Tasked by the Department of Work and Pensions to investigate the effectiveness of "sanctioning" recipients of disability benefits (punishing them with fines of up to three years ineligibility to benefits for supposed bad attitudes or non-compliance), the nudge unit noted that these methods were ineffective, but rather than recommending they be withdrawn, proposed changes which might make sanctions and benefit conditionality more effective.[11][citation needed]

Influencing Unemployed Disabled People via their GPs[edit]

Working with the DWP and the Department of Health, the nudge unit investigated ways of pressuring sick and disabled people in receipt of the Employment and Support Allowance benefit towards work.[citation needed] These included GPs prescribing work coaches, and the integration of health and employment information.

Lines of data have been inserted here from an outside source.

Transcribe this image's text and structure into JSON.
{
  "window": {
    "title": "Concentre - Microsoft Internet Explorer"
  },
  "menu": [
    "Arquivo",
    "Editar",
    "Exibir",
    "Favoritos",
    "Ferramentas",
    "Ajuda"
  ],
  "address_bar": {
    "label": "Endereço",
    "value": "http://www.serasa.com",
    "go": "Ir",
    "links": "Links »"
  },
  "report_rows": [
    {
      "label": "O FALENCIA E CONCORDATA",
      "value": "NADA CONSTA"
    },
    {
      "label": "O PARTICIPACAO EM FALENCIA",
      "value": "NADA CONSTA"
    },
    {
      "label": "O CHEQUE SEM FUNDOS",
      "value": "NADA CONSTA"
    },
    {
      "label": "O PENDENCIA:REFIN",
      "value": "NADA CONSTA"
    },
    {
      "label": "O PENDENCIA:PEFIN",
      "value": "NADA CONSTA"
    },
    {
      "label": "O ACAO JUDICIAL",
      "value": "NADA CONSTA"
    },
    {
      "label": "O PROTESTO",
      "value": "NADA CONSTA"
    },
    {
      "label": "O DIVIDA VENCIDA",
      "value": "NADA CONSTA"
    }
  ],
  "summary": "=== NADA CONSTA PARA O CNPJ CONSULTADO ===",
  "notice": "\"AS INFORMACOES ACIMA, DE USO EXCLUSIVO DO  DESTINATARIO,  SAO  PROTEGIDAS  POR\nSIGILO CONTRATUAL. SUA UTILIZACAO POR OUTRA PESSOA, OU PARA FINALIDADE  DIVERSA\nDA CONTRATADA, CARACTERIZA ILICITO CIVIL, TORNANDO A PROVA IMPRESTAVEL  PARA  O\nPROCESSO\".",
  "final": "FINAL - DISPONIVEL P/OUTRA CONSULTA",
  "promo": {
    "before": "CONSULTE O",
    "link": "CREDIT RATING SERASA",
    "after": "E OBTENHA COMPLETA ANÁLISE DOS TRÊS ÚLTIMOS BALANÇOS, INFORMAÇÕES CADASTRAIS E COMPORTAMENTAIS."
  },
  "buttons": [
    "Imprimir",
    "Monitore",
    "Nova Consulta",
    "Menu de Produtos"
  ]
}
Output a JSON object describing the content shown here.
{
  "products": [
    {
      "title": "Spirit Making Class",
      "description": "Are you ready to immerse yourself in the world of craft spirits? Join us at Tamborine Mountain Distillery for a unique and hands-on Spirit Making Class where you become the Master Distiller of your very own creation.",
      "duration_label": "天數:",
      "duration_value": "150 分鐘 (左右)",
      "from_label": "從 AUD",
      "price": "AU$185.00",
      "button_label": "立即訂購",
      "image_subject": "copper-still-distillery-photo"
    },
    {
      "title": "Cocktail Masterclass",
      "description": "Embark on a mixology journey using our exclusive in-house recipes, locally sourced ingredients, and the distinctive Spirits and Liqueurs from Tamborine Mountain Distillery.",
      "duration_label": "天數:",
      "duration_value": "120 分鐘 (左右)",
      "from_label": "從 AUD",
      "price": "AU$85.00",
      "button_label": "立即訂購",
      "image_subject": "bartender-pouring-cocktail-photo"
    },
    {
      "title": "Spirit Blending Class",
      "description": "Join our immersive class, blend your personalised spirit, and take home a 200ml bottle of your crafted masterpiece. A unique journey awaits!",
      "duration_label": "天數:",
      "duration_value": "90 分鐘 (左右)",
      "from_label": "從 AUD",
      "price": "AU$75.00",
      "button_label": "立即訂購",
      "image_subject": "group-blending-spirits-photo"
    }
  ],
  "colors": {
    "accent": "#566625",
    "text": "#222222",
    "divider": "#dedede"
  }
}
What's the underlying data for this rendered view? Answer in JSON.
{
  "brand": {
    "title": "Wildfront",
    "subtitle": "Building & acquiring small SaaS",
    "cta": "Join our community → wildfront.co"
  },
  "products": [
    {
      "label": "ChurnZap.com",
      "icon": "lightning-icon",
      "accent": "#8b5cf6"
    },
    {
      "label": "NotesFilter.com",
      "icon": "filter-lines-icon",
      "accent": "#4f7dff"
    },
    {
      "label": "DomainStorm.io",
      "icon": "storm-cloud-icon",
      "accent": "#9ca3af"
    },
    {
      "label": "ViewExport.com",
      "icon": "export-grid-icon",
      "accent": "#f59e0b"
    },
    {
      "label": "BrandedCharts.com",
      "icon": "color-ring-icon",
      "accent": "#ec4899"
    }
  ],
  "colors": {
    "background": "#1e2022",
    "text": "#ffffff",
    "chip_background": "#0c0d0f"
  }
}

Disabled people's and other groups raised immediate concerns.[citation needed] The ESA benefit itself is awarded on the basis that the sick or disabled person is not currently fit for work, something pressure to work ignored and potentially exacerbated, and the amalgamation of health information and employment had obvious privacy concerns, particularly in the wider context of DWP having made repeated attempts to gain a right of access to medical records.[12][citation needed]

International adoption[edit]

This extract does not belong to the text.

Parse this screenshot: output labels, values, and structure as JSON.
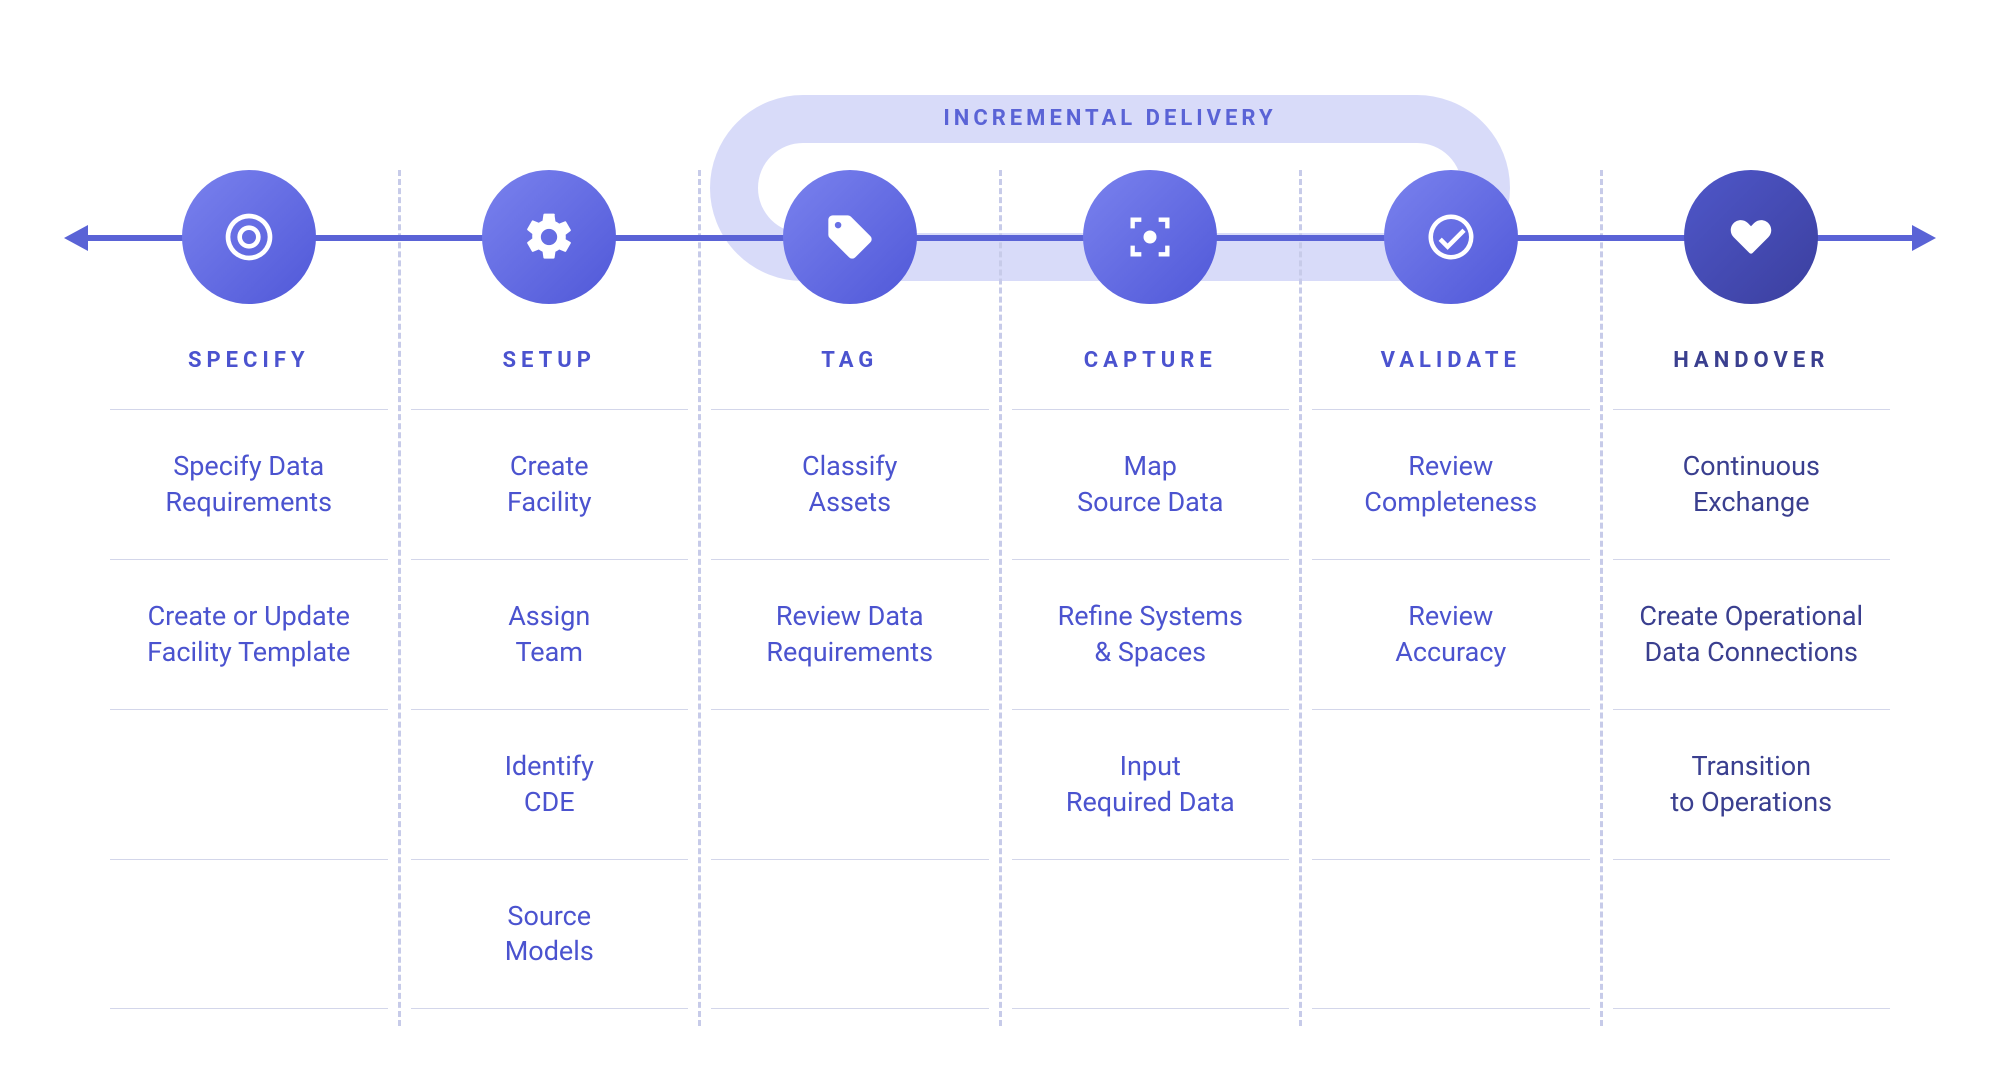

United States[edit]

BIT has expanded to the United States setting up an office in New York. The North American operation is working with cities and their agencies, as well as other partners, across the United States and Canada, running over 25 randomized controlled trials in the first year of operation.

The model has been followed in the United States. The White House Office of Science and Technology Policy has a "Social and Behavioral Sciences Initiative", whose goal is "to translate academic research findings into improvements in federal program performance and efficiency using rigorous evaluation methods".[13] On 15 September 2015 President Obama issued an Executive Order which formally established the Social and Behavioral Sciences Team and directed government agencies to use insights from the social and behavioral sciences to improve the efficiency and effectiveness of their work.[14]

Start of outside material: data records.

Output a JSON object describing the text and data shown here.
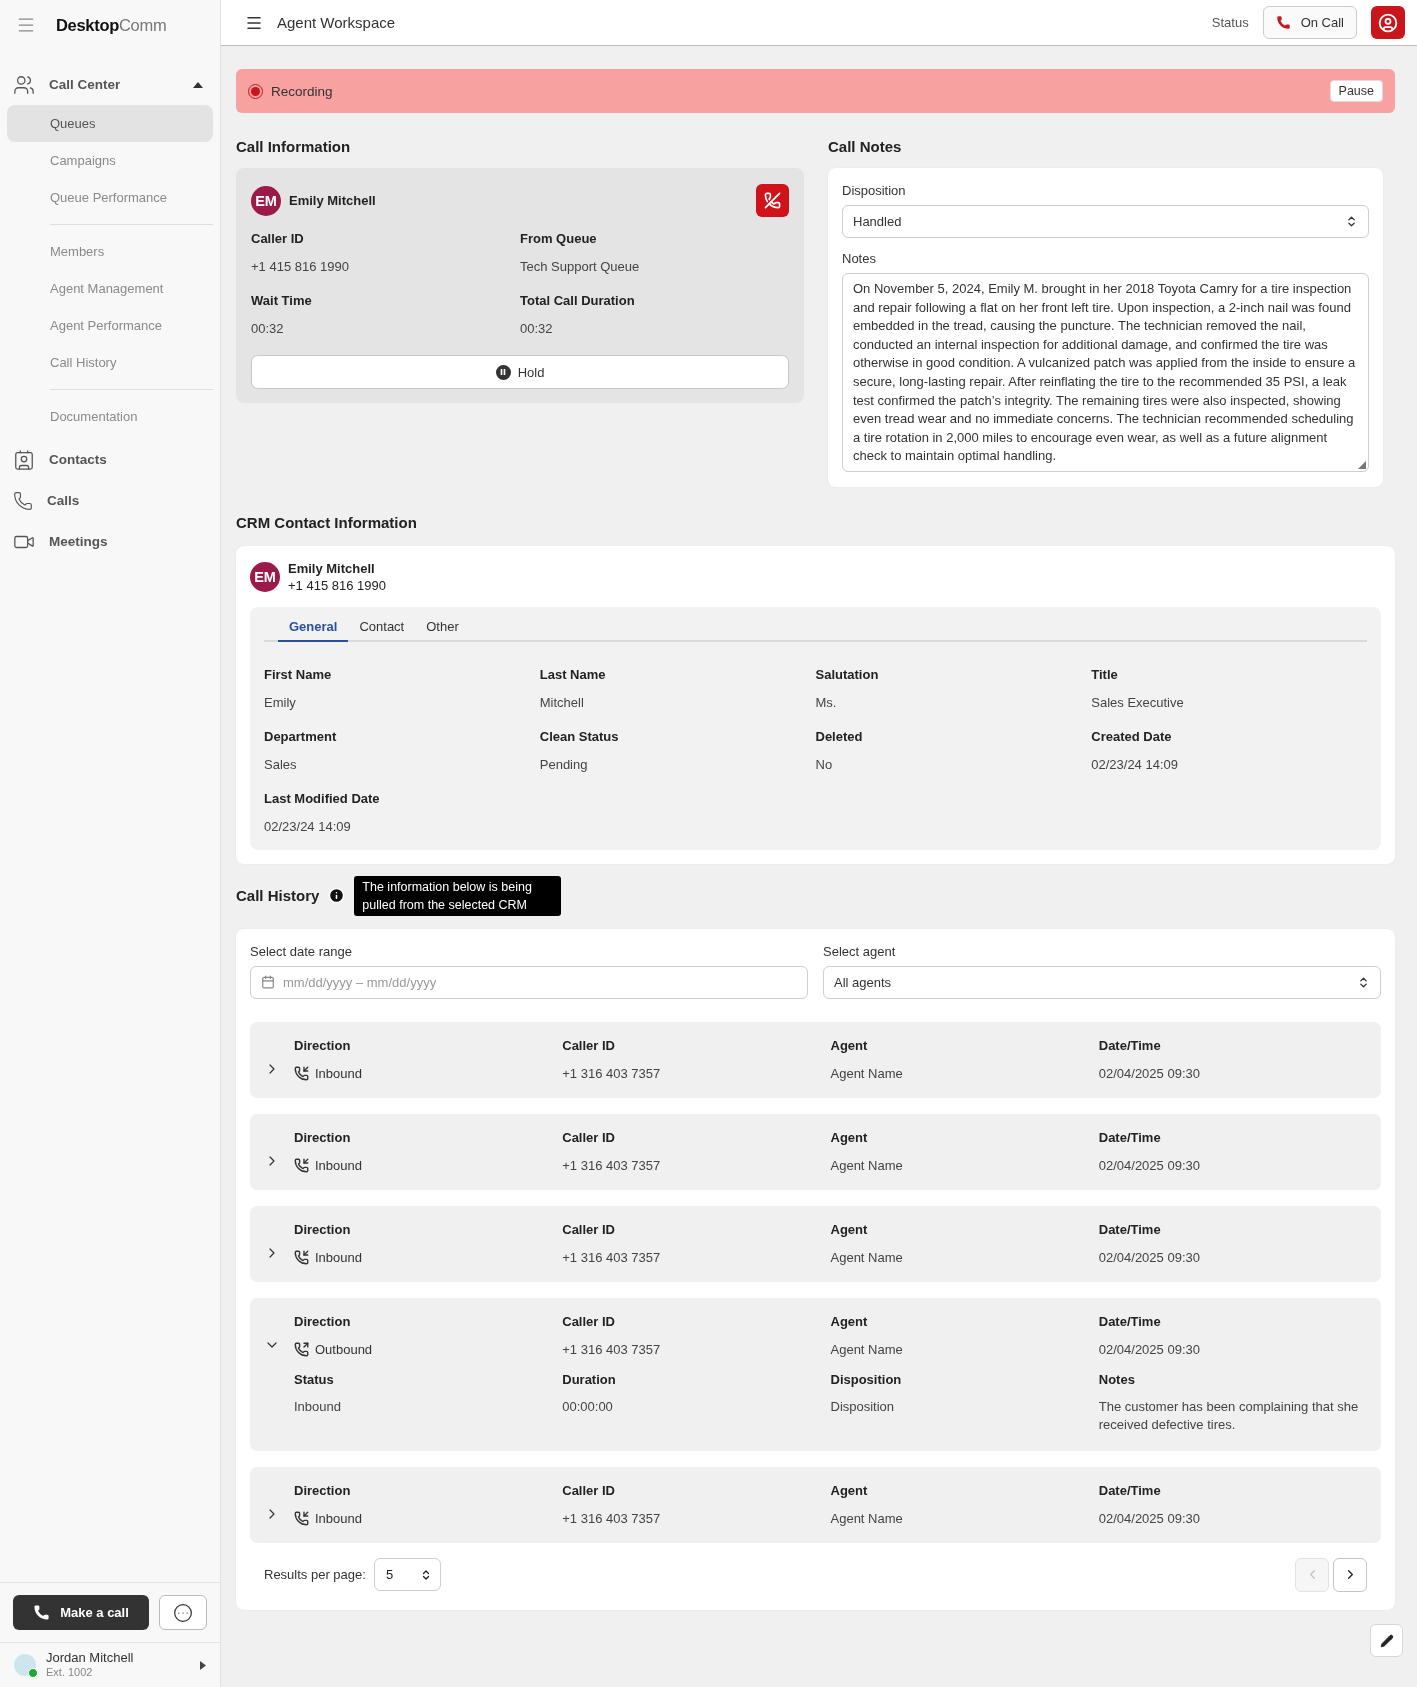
{
  "sidebar": {
    "brand": {
      "bold": "Desktop",
      "light": "Comm"
    },
    "nav": [
      {
        "label": "Call Center",
        "kind": "group",
        "expanded": true,
        "sections": [
          {
            "items": [
              {
                "label": "Queues",
                "selected": true
              },
              {
                "label": "Campaigns",
                "selected": false
              },
              {
                "label": "Queue Performance",
                "selected": false
              }
            ]
          },
          {
            "items": [
              {
                "label": "Members",
                "selected": false
              },
              {
                "label": "Agent Management",
                "selected": false
              },
              {
                "label": "Agent Performance",
                "selected": false
              },
              {
                "label": "Call History",
                "selected": false
              }
            ]
          },
          {
            "items": [
              {
                "label": "Documentation",
                "selected": false
              }
            ]
          }
        ]
      },
      {
        "label": "Contacts",
        "kind": "contacts"
      },
      {
        "label": "Calls",
        "kind": "calls"
      },
      {
        "label": "Meetings",
        "kind": "meetings"
      }
    ],
    "make_call": "Make a call",
    "user": {
      "name": "Jordan Mitchell",
      "ext": "Ext. 1002",
      "online": true
    }
  },
  "header": {
    "title": "Agent Workspace",
    "status_label": "Status",
    "status": "On Call"
  },
  "recording": {
    "label": "Recording",
    "active": true,
    "button": "Pause"
  },
  "call_info": {
    "heading": "Call Information",
    "caller": {
      "initials": "EM",
      "name": "Emily Mitchell"
    },
    "fields": [
      {
        "label": "Caller ID",
        "value": "+1 415 816 1990"
      },
      {
        "label": "From Queue",
        "value": "Tech Support Queue"
      },
      {
        "label": "Wait Time",
        "value": "00:32"
      },
      {
        "label": "Total Call Duration",
        "value": "00:32"
      }
    ],
    "hold_button": "Hold"
  },
  "call_notes": {
    "heading": "Call Notes",
    "disposition": {
      "label": "Disposition",
      "value": "Handled"
    },
    "notes": {
      "label": "Notes",
      "value": "On November 5, 2024, Emily M. brought in her 2018 Toyota Camry for a tire inspection and repair following a flat on her front left tire. Upon inspection, a 2-inch nail was found embedded in the tread, causing the puncture. The technician removed the nail, conducted an internal inspection for additional damage, and confirmed the tire was otherwise in good condition. A vulcanized patch was applied from the inside to ensure a secure, long-lasting repair. After reinflating the tire to the recommended 35 PSI, a leak test confirmed the patch’s integrity. The remaining tires were also inspected, showing even tread wear and no immediate concerns. The technician recommended scheduling a tire rotation in 2,000 miles to encourage even wear, as well as a future alignment check to maintain optimal handling."
    }
  },
  "crm": {
    "heading": "CRM Contact Information",
    "contact": {
      "initials": "EM",
      "name": "Emily Mitchell",
      "phone": "+1 415 816 1990"
    },
    "tabs": [
      {
        "label": "General",
        "selected": true
      },
      {
        "label": "Contact",
        "selected": false
      },
      {
        "label": "Other",
        "selected": false
      }
    ],
    "fields": [
      {
        "label": "First Name",
        "value": "Emily"
      },
      {
        "label": "Last Name",
        "value": "Mitchell"
      },
      {
        "label": "Salutation",
        "value": "Ms."
      },
      {
        "label": "Title",
        "value": "Sales Executive"
      },
      {
        "label": "Department",
        "value": "Sales"
      },
      {
        "label": "Clean Status",
        "value": "Pending"
      },
      {
        "label": "Deleted",
        "value": "No"
      },
      {
        "label": "Created Date",
        "value": "02/23/24 14:09"
      },
      {
        "label": "Last Modified Date",
        "value": "02/23/24 14:09"
      }
    ]
  },
  "call_history": {
    "heading": "Call History",
    "tooltip": "The information below is being pulled from the selected CRM",
    "date_range": {
      "label": "Select date range",
      "placeholder": "mm/dd/yyyy – mm/dd/yyyy"
    },
    "agent": {
      "label": "Select agent",
      "value": "All agents"
    },
    "rows": [
      {
        "expanded": false,
        "kind": "inbound",
        "fields": [
          {
            "label": "Direction",
            "value": "Inbound"
          },
          {
            "label": "Caller ID",
            "value": "+1 316 403 7357"
          },
          {
            "label": "Agent",
            "value": "Agent Name"
          },
          {
            "label": "Date/Time",
            "value": "02/04/2025 09:30"
          }
        ]
      },
      {
        "expanded": false,
        "kind": "inbound",
        "fields": [
          {
            "label": "Direction",
            "value": "Inbound"
          },
          {
            "label": "Caller ID",
            "value": "+1 316 403 7357"
          },
          {
            "label": "Agent",
            "value": "Agent Name"
          },
          {
            "label": "Date/Time",
            "value": "02/04/2025 09:30"
          }
        ]
      },
      {
        "expanded": false,
        "kind": "inbound",
        "fields": [
          {
            "label": "Direction",
            "value": "Inbound"
          },
          {
            "label": "Caller ID",
            "value": "+1 316 403 7357"
          },
          {
            "label": "Agent",
            "value": "Agent Name"
          },
          {
            "label": "Date/Time",
            "value": "02/04/2025 09:30"
          }
        ]
      },
      {
        "expanded": true,
        "kind": "outbound",
        "fields": [
          {
            "label": "Direction",
            "value": "Outbound"
          },
          {
            "label": "Caller ID",
            "value": "+1 316 403 7357"
          },
          {
            "label": "Agent",
            "value": "Agent Name"
          },
          {
            "label": "Date/Time",
            "value": "02/04/2025 09:30"
          }
        ],
        "details": [
          {
            "label": "Status",
            "value": "Inbound"
          },
          {
            "label": "Duration",
            "value": "00:00:00"
          },
          {
            "label": "Disposition",
            "value": "Disposition"
          },
          {
            "label": "Notes",
            "value": "The customer has been complaining that she received defective tires."
          }
        ]
      },
      {
        "expanded": false,
        "kind": "inbound",
        "fields": [
          {
            "label": "Direction",
            "value": "Inbound"
          },
          {
            "label": "Caller ID",
            "value": "+1 316 403 7357"
          },
          {
            "label": "Agent",
            "value": "Agent Name"
          },
          {
            "label": "Date/Time",
            "value": "02/04/2025 09:30"
          }
        ]
      }
    ],
    "results_label": "Results per page:",
    "per_page": "5",
    "pager": [
      {
        "kind": "prev",
        "disabled": true
      },
      {
        "kind": "next",
        "disabled": false
      }
    ]
  }
}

Oceania and Southeast Asia[edit]

BIT Australia worked with the New South Wales government, whose Department of Premier and Cabinet boasts a Behavioral Insights unit.[15] In Singapore, BIT works with Singaporean government agencies, including the Ministry of Manpower, Public Services Division of the Prime Minister’s Office, and Ministry of Home Affairs.[16]

References[edit]

  1. ^ a b "Behavioural Insights Team". www.gov.uk.
  2. ^ a b Bell, Chris (11 February 2013). "Inside the Coalition's controversial 'Nudge Unit'". Telegraph.co.uk.
  3. ^ "Government launches competition to find a commercial partner for the Behavioural Insights Team". www.gov.uk.
  4. ^ "'Nudge unit' sold off to charity and employees". BBC News. 5 February 2014.
  5. ^ a b c d Plimmer, Gill (5 February 2014). "UK Cabinet Office 'nudge' team to be spun off into private group". Financial Times.
  6. ^ Articles, https://beta.companieshouse.gov.uk/company/08567792/filing-history
  7. ^ "The UK's 'nudge unit' is saving lives by steering citizens' choices | Apolitical". Apolitical. Retrieved 23 April 2018.
  8. ^ a b c d e f g h i j k http://www.behaviouralinsights.co.uk/wp-content/uploads/2015/07/BIT-Publication-EAST_FA_WEB.pdf
  9. ^ Hallsworth, Michael; List, John A.; Metcalfe, Robert D.; Vlaev, Ivo (April 2017). "The behavioralist as tax collector: Using natural field experiments to enhance tax compliance" (PDF). Journal of Public Economics. 148: 14–31. doi:10.1016/j.jpubeco.2017.02.003.
  10. ^ "Test, Learn, Adapt: Developing Public Policy with Randomised Controlled Trials". www.gov.uk.
  11. ^ "Archived copy". Archived from the original on 13 June 2018. Retrieved 13 June 2018.CS1 maint: archived copy as title (link)
  12. ^ "Revealed: Social Experiments to 'Nudge' Sick and Disabled into Work". 6 November 2015.
  13. ^ "Dr Maya Shankar". Behavioural Exchange 2014. Retrieved 19 October 2014.
  14. ^ "Executive Order Formally Establishes US 'Nudge Unit'". www.thepsychreport.com. 16 September 2015.
  15. ^ "Behavioural Insights". New South Wales Department of Premier and Cabinet. Retrieved 19 October 2014.
  16. ^ BIT homepage https://www.bi.team/bit-offices/singapore/. Missing or empty |title= (help)

External links[edit]